Tuesday, November 27, 2007

I am in my annual post-Thanksgiving stupor (what is it about turkey and all the trimmings that makes we want to take a long winter's nap?), and realized that this Sunday is the Christian church's official beginning of the Christmas season. We call it "Advent". The word "Advent" means arrival or coming and is designed to help us prepare for the advent of Jesus Christ in the Christmas celebration.

I realize that the celebration of the birth of Jesus is arbitrary. We don't know what day or month Jesus was actually born. We do know the place and we have a good idea of the general time frame (Caesar August, Quirinius is governor of Syria -- Luke 2:1). I also realize that the date was set on December 25 sometime after Constantine to "Christianize" the older pagan festival of lights that celebrated the return of the sun following the Winter Solstice.

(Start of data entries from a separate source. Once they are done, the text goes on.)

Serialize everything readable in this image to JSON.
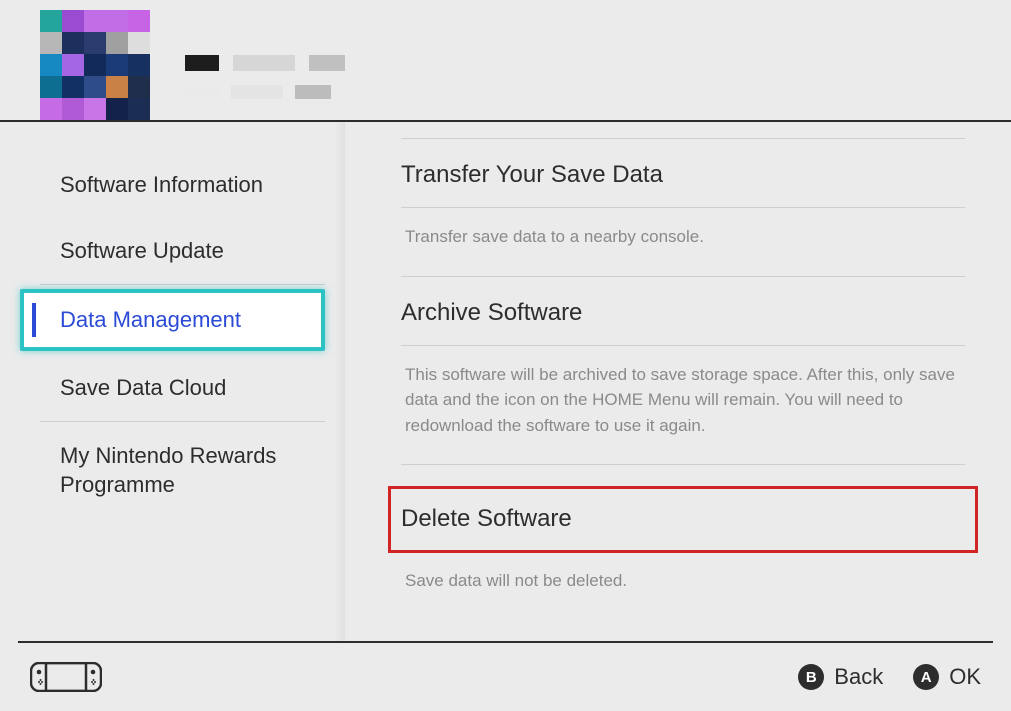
{
  "sidebar": {
    "items": [
      {
        "label": "Software Information"
      },
      {
        "label": "Software Update"
      },
      {
        "label": "Data Management",
        "selected": true
      },
      {
        "label": "Save Data Cloud"
      },
      {
        "label": "My Nintendo Rewards Programme"
      }
    ]
  },
  "content": {
    "transfer": {
      "title": "Transfer Your Save Data",
      "desc": "Transfer save data to a nearby console."
    },
    "archive": {
      "title": "Archive Software",
      "desc": "This software will be archived to save storage space. After this, only save data and the icon on the HOME Menu will remain. You will need to redownload the software to use it again."
    },
    "delete": {
      "title": "Delete Software",
      "desc": "Save data will not be deleted."
    }
  },
  "footer": {
    "back": {
      "button": "B",
      "label": "Back"
    },
    "ok": {
      "button": "A",
      "label": "OK"
    }
  }
}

Part of the Christmas difficulty is this: although the celebration of the birth of Christ is important (or more importantly the celebration of God becoming a human being -- that thing we call "Incarnation") it is all jumbled and muddled up with things like the "Festival of Lights" and "Yuletide" celebrations that have little to do with Jesus and more to do with dark winter parties and gift giving.

Keeping our celebration of the Incarnation separate from the commercial din and background noise of parallel celebrations is not easy. I suggest making time, remembering the story, making quite space for worship, find a church that remembers ITS reason for the season. And make space to prepare your heart. Christ is Coming, alleluia!

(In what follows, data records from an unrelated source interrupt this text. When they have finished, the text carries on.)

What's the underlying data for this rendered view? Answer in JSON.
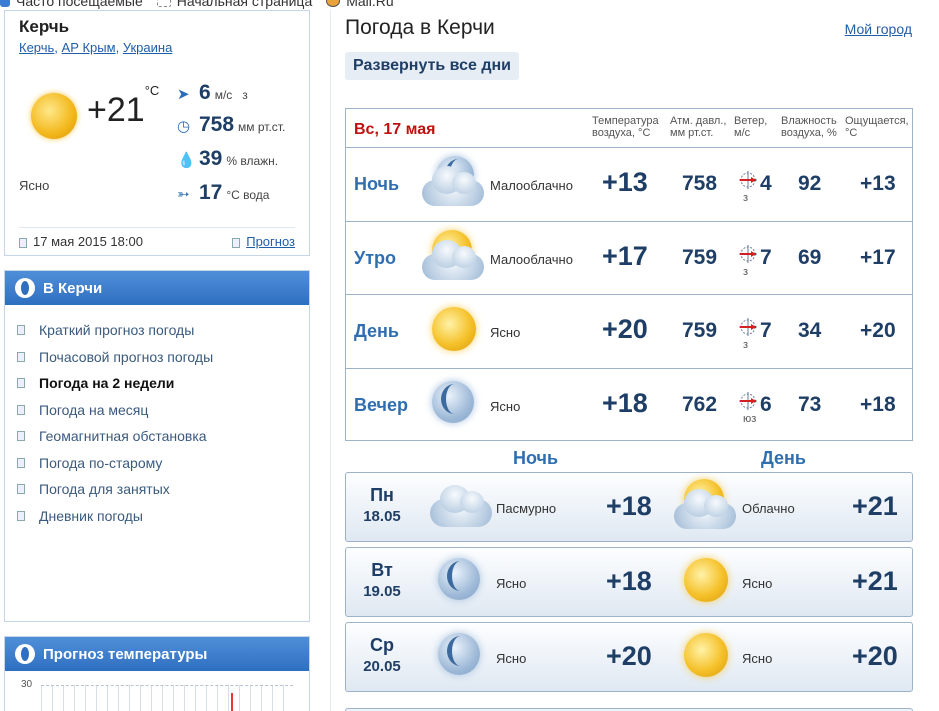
{
  "bookmarks": [
    "Часто посещаемые",
    "Начальная страница",
    "Mail.Ru"
  ],
  "city": {
    "name": "Керчь",
    "path": [
      "Керчь",
      "АР Крым",
      "Украина"
    ],
    "temp": "+21",
    "temp_unit": "°C",
    "condition": "Ясно",
    "wind_value": "6",
    "wind_unit": "м/с",
    "wind_dir": "з",
    "pressure_value": "758",
    "pressure_unit": "мм рт.ст.",
    "humidity_value": "39",
    "humidity_unit": "% влажн.",
    "water_value": "17",
    "water_unit": "°С вода",
    "updated": "17 мая 2015 18:00",
    "forecast_link": "Прогноз"
  },
  "menu": {
    "title": "В Керчи",
    "items": [
      {
        "label": "Краткий прогноз погоды",
        "active": false
      },
      {
        "label": "Почасовой прогноз погоды",
        "active": false
      },
      {
        "label": "Погода на 2 недели",
        "active": true
      },
      {
        "label": "Погода на месяц",
        "active": false
      },
      {
        "label": "Геомагнитная обстановка",
        "active": false
      },
      {
        "label": "Погода по-старому",
        "active": false
      },
      {
        "label": "Погода для занятых",
        "active": false
      },
      {
        "label": "Дневник погоды",
        "active": false
      }
    ]
  },
  "temp_forecast": {
    "title": "Прогноз температуры",
    "axis_label": "30"
  },
  "main": {
    "title": "Погода в Керчи",
    "my_city": "Мой город",
    "expand_label": "Развернуть все дни",
    "today": {
      "date": "Вс, 17 мая",
      "columns": [
        {
          "line1": "Температура",
          "line2": "воздуха, °С"
        },
        {
          "line1": "Атм. давл.,",
          "line2": "мм рт.ст."
        },
        {
          "line1": "Ветер,",
          "line2": "м/с"
        },
        {
          "line1": "Влажность",
          "line2": "воздуха, %"
        },
        {
          "line1": "Ощущается,",
          "line2": "°С"
        }
      ],
      "rows": [
        {
          "part": "Ночь",
          "icon": "moon-cloud-icon",
          "cond": "Малооблачно",
          "temp": "+13",
          "pressure": "758",
          "wind": "4",
          "wind_dir": "з",
          "humidity": "92",
          "feels": "+13"
        },
        {
          "part": "Утро",
          "icon": "sun-cloud-icon",
          "cond": "Малооблачно",
          "temp": "+17",
          "pressure": "759",
          "wind": "7",
          "wind_dir": "з",
          "humidity": "69",
          "feels": "+17"
        },
        {
          "part": "День",
          "icon": "sun-icon",
          "cond": "Ясно",
          "temp": "+20",
          "pressure": "759",
          "wind": "7",
          "wind_dir": "з",
          "humidity": "34",
          "feels": "+20"
        },
        {
          "part": "Вечер",
          "icon": "moon-icon",
          "cond": "Ясно",
          "temp": "+18",
          "pressure": "762",
          "wind": "6",
          "wind_dir": "юз",
          "humidity": "73",
          "feels": "+18"
        }
      ]
    },
    "night_label": "Ночь",
    "day_label": "День",
    "forecast": [
      {
        "dow": "Пн",
        "date": "18.05",
        "night_icon": "cloud-icon",
        "night_cond": "Пасмурно",
        "night_temp": "+18",
        "day_icon": "sun-cloud-icon",
        "day_cond": "Облачно",
        "day_temp": "+21"
      },
      {
        "dow": "Вт",
        "date": "19.05",
        "night_icon": "moon-icon",
        "night_cond": "Ясно",
        "night_temp": "+18",
        "day_icon": "sun-icon",
        "day_cond": "Ясно",
        "day_temp": "+21"
      },
      {
        "dow": "Ср",
        "date": "20.05",
        "night_icon": "moon-icon",
        "night_cond": "Ясно",
        "night_temp": "+20",
        "day_icon": "sun-icon",
        "day_cond": "Ясно",
        "day_temp": "+20"
      }
    ]
  }
}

Tuesday, November 20, 2007


I am amazed at how easy it is for us to get lost in the nostalgia of the big end of the year celebrations. How many times do we gather for Thanksgiving (or Christmas, New Years, whatever) with our family and find ourselves expecting that this year will be the Hallmark moment, that somehow this year will be different from all the previous other years. In fact the people in our families are the same people they were last year (and however many other years before that). In fact their rough edges (and ours); their foibles (and ours); their short comings (and ours) are likely to be pretty much what they have always been. When we place unreal expectations on these events we set ourselves up for the "Great Holiday Disappointment!"

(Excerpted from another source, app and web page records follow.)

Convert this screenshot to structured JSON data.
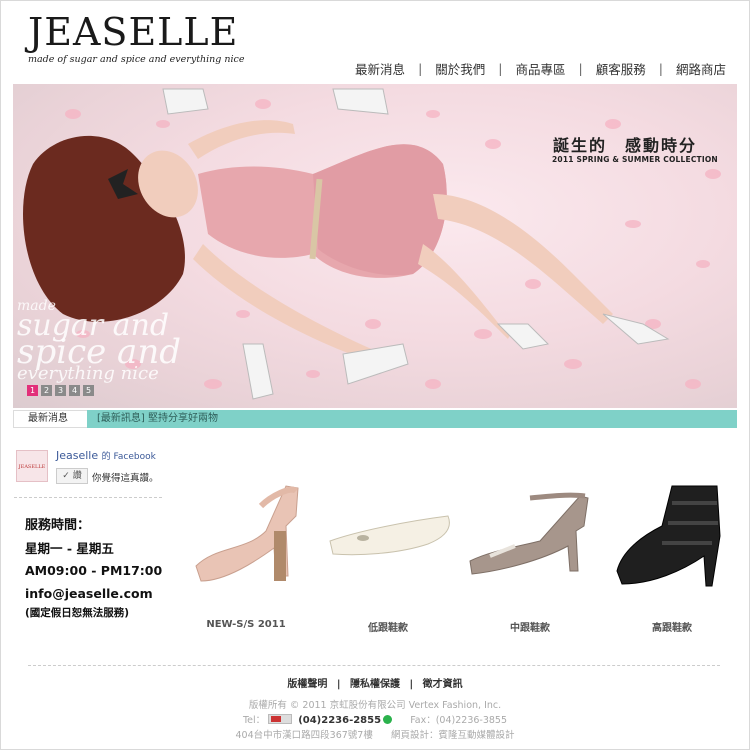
{
  "header": {
    "logo": "JEASELLE",
    "tagline": "made of sugar and spice and everything nice",
    "nav": [
      {
        "label": "最新消息"
      },
      {
        "label": "關於我們"
      },
      {
        "label": "商品專區"
      },
      {
        "label": "顧客服務"
      },
      {
        "label": "網路商店"
      }
    ],
    "nav_separator": "|"
  },
  "hero": {
    "title": "誕生的　感動時分",
    "subtitle": "2011 SPRING & SUMMER COLLECTION",
    "script_lines": [
      "made",
      "sugar and",
      "spice and",
      "everything nice"
    ],
    "pager": [
      "1",
      "2",
      "3",
      "4",
      "5"
    ],
    "active_page": "1"
  },
  "ticker": {
    "label": "最新消息",
    "text": "[最新訊息] 堅持分享好兩物"
  },
  "facebook": {
    "name": "Jeaselle",
    "suffix": "的 Facebook",
    "avatar_text": "JEASELLE",
    "like_label": "讚",
    "note": "你覺得這真讚。"
  },
  "service": {
    "title": "服務時間：",
    "days": "星期一 - 星期五",
    "hours": "AM09:00 - PM17:00",
    "email": "info@jeaselle.com",
    "note": "(國定假日恕無法服務)"
  },
  "products": [
    {
      "label": "NEW-S/S 2011"
    },
    {
      "label": "低跟鞋款"
    },
    {
      "label": "中跟鞋款"
    },
    {
      "label": "高跟鞋款"
    }
  ],
  "footer": {
    "links": [
      "版權聲明",
      "隱私權保護",
      "徵才資訊"
    ],
    "copyright": "版權所有 © 2011 京虹股份有限公司 Vertex Fashion, Inc.",
    "tel_label": "Tel：",
    "tel": "(04)2236-2855",
    "fax": "Fax：(04)2236-3855",
    "address": "404台中市漢口路四段367號7樓",
    "design": "網頁設計：賓隆互動媒體設計"
  },
  "colors": {
    "ticker_bg": "#7fd1c8",
    "pager_active": "#e2307a",
    "facebook_blue": "#3b5998"
  }
}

Here's an idea. Why not decide ahead of time that it will be pretty much like it always is. The family member who drinks too much will probably do so; that one odd cousin who puts the large black olives on the end of his fingers will probably do so again this year; the strange little tensions that come when the house is too full of people (no matter how well we get along) -- these things will probably all be there. So, rather than hoping or wishing it were different why not embrace them just the way they are and enjoy the replay of the day?

Begin thanksgiving with its original purpose. Thank God for another year, for what we DO have and for the opportunity to continue to grow, mature and make a difference in this world.

God's blessings be yours this day.